- Northwestern: The quick passing and play-action game emerged in Alex Padialla's first appearance.
- Minnesota: Perhaps Iowa's most explosive game this year with 5.7 yards per play (highest of the season) and 18.7 yards per completion
- Illinois: A dominant rushing performance where Iowa's top two running backs averaged over five yards per carry despite only 83 passing yards.
Incorporating every facet into a cohesive showing against Nebraska on Friday starts up front where Ferentz and the players have seen the most improvement during November. A large part of that is due to health — starting left tackle Mason Richman is still on the mend but outside of him, the unit is healthy and several players who had been playing hurt like Kyler Schott are back to normal.
"When you can't block consistently up front, it's just hard," Ferentz said. "The thing I've been encouraged by and I was optimistic about probably six weeks ago, I really felt like if guys could practice, we would see improvement, but then are they going to be able to practice because we had guys in and out seems like every other day. I think we're gaining a little bit of traction here, but it will be another challenge this week."
Six weeks ago was about when the Hawkeyes suffered one of two ugly losses to Purdue followed by Wisconsin. Offensive coordinator Brian Ferentz admitted a few weeks later that he felt like the offense lost it's identity during that skid. Looking back, players pinpoint the week after Wisconsin leading up to Northwestern as a turning point.
"We were fed up," Johnson said. "We were No. 2 (ranked team nationally), then the Purdue game happened and that shocked us then we went to Wisconsin and that hit us. I feel like at that point it was like okay if we want to get the season back on track it has to be against Northwestern and I think we all felt that."
Their result against Northwestern wasn't pretty. Neither was Minnesota or Illinois but the proverbial eye test indicates that good things are happening for Iowa's offense in November.

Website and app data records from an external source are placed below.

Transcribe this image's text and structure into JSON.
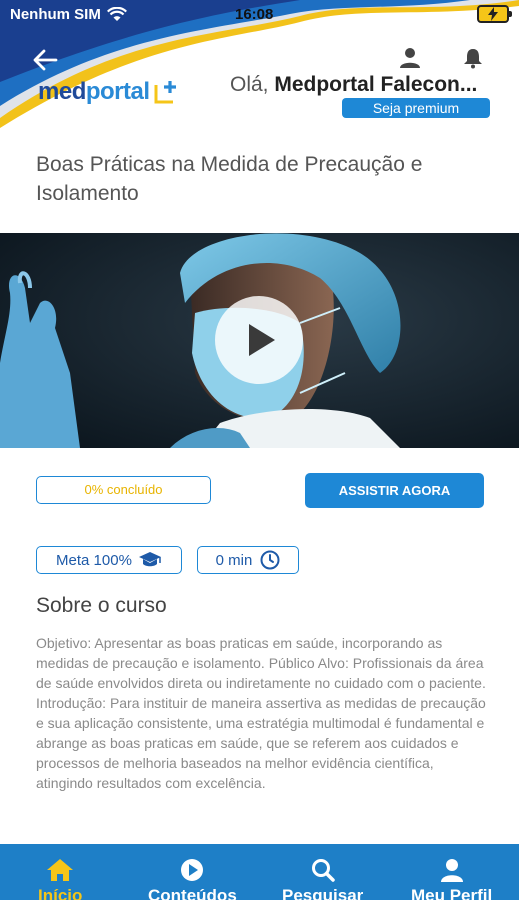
{
  "status_bar": {
    "carrier": "Nenhum SIM",
    "time": "16:08"
  },
  "header": {
    "logo_med": "med",
    "logo_portal": "portal",
    "greeting_prefix": "Olá, ",
    "user_name": "Medportal Falecon...",
    "premium_label": "Seja premium"
  },
  "course": {
    "title": "Boas Práticas na Medida de Precaução e Isolamento",
    "progress_label": "0% concluído",
    "progress": 0,
    "watch_label": "ASSISTIR AGORA",
    "goal_label": "Meta 100%",
    "duration_label": "0 min",
    "about_title": "Sobre o curso",
    "description": " Objetivo: Apresentar as boas praticas em saúde, incorporando as medidas de precaução e isolamento. Público Alvo: Profissionais da área de saúde envolvidos direta ou indiretamente no cuidado com o paciente. Introdução:    Para instituir de maneira assertiva as medidas de precaução e sua aplicação consistente, uma estratégia multimodal é fundamental e abrange as boas praticas em saúde, que se referem aos cuidados e processos de melhoria baseados na melhor evidência científica, atingindo resultados com excelência."
  },
  "nav": {
    "items": [
      {
        "label": "Início",
        "icon": "home-icon",
        "active": true
      },
      {
        "label": "Conteúdos",
        "icon": "play-circle-icon",
        "active": false
      },
      {
        "label": "Pesquisar",
        "icon": "search-icon",
        "active": false
      },
      {
        "label": "Meu Perfil",
        "icon": "user-icon",
        "active": false
      }
    ]
  },
  "colors": {
    "primary": "#1e88d6",
    "nav_bg": "#1e7fc7",
    "accent_yellow": "#f5c518",
    "brand_dark": "#1f4a9a"
  }
}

That aligns with the mark of most Kirk Ferentz teams: trending upwards in November.
"Of course, you want to want results to follow as quickly as they can," tight end Sam LaPorta said. "Coach Ferentz has been telling us that incrementally we have to get better every week, focus on the game plana and execute."
Is it too little, too late? Possibly as Iowa doesn't control their own destiny in the Big Ten West race. One advantage of playing on a short week this time is winning on Friday has Iowa's full attention, because a loss clinches the division for Wisconsin. The Badgers play on Saturday.
This week, the Hawkeyes are best served taking advantage of an offensive line growing in confidence and establishing the run. The Cornhuskers have surrendered 169 rushing yards per game during their five-game losing streak including 252 yards to Wisconsin last Saturday.
The Iowa running game will also have a little bit of added motivation as starting running back Tyler Goodson is only 55 yards away from reaching the 1,000 yard mark for the first time in his career.
And as Iowa players pointed out on Tuesday, a successful rush offense allows for big plays in the pass game. Cutting down on dropped passes will help as well.
"I know that pass success comes from the run game," Johnson said. "Iowa football is just known for downhill running. If we can add a dynamic of throwing on top of that, it can really improve our offense."
Iowa's offense has been playing catch up all season but November's felt like the unit is finding success and most importantly consistency. And they're well aware of Nebraska's ability to score points even without Adrian Martinez's presence.
If points are aplenty on Friday, Iowa's offense is more prepared to hold their own than any other point this season.
"It's extremely gratifying to see us moving the ball more effectively," LaPorta said. "Moving the ball, scoring points and field position is our job at the end of the day. We need to do that in order to win on any given day of the week."
Kennington Lloyd Smith III covers Iowa Hawkeyes football and men's basketball for the Des Moines Register. You can connect with Kennington on Twitter @SkinnyKenny_ or email him at email@example.com.